Excluding any images, copy all of the lines below precisely as written.

**Items from an interface collection:**
%%

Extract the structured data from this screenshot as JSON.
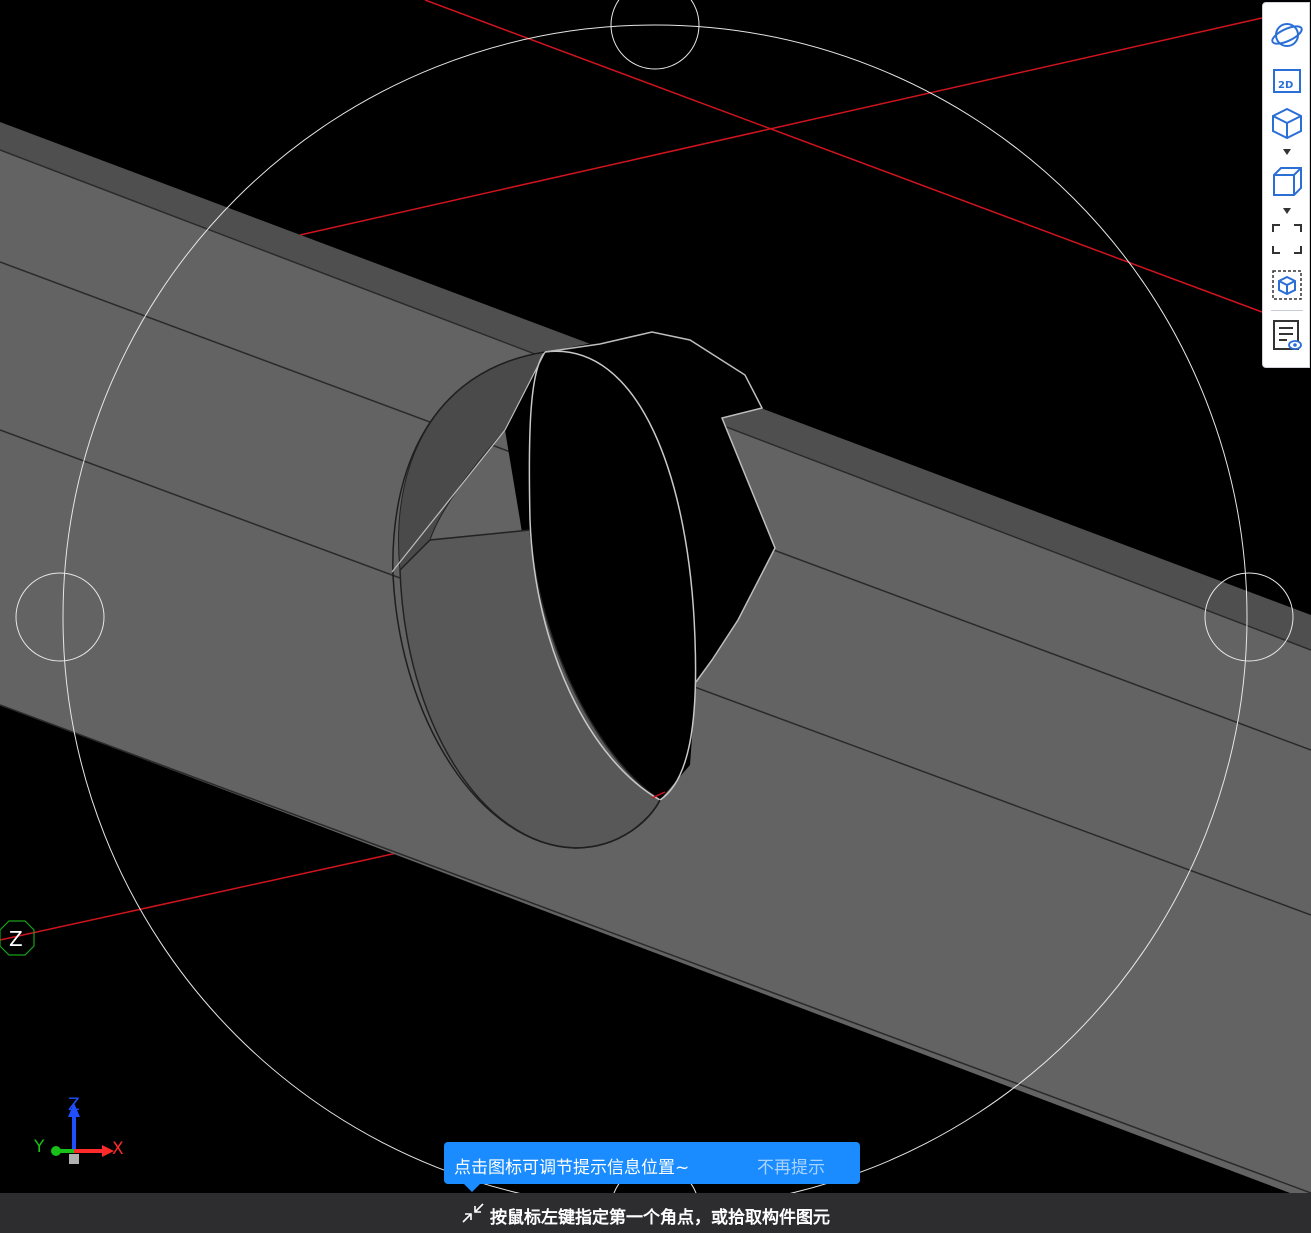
{
  "viewport": {
    "background": "#000000",
    "member_face_color": "#636363",
    "member_top_color": "#4f4f4f",
    "reference_line_color": "#d0141e",
    "rotate_guide_color": "#e6e6e6",
    "z_marker_label": "Z"
  },
  "toolbar": {
    "items": [
      {
        "name": "orbit-icon"
      },
      {
        "name": "2d-view-icon",
        "label": "2D"
      },
      {
        "name": "3d-view-icon"
      },
      {
        "name": "box-display-icon"
      },
      {
        "name": "fit-window-icon"
      },
      {
        "name": "selection-box-icon"
      },
      {
        "name": "property-view-icon"
      }
    ]
  },
  "axis_triad": {
    "x_label": "X",
    "y_label": "Y",
    "z_label": "Z",
    "x_color": "#ff2a2a",
    "y_color": "#18c018",
    "z_color": "#1f4fff"
  },
  "hint": {
    "text": "点击图标可调节提示信息位置~",
    "dismiss": "不再提示",
    "color": "#1a8cff"
  },
  "status_bar": {
    "text": "按鼠标左键指定第一个角点，或拾取构件图元"
  }
}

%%

**ANSWER SPACE:**
Extract the structured data from this screenshot as JSON.
{
  "viewport": {
    "background": "#000000",
    "member_face_color": "#636363",
    "member_top_color": "#4f4f4f",
    "reference_line_color": "#d0141e",
    "rotate_guide_color": "#e6e6e6",
    "z_marker_label": "Z"
  },
  "toolbar": {
    "items": [
      {
        "name": "orbit-icon"
      },
      {
        "name": "2d-view-icon",
        "label": "2D"
      },
      {
        "name": "3d-view-icon"
      },
      {
        "name": "box-display-icon"
      },
      {
        "name": "fit-window-icon"
      },
      {
        "name": "selection-box-icon"
      },
      {
        "name": "property-view-icon"
      }
    ]
  },
  "axis_triad": {
    "x_label": "X",
    "y_label": "Y",
    "z_label": "Z",
    "x_color": "#ff2a2a",
    "y_color": "#18c018",
    "z_color": "#1f4fff"
  },
  "hint": {
    "text": "点击图标可调节提示信息位置~",
    "dismiss": "不再提示",
    "color": "#1a8cff"
  },
  "status_bar": {
    "text": "按鼠标左键指定第一个角点，或拾取构件图元"
  }
}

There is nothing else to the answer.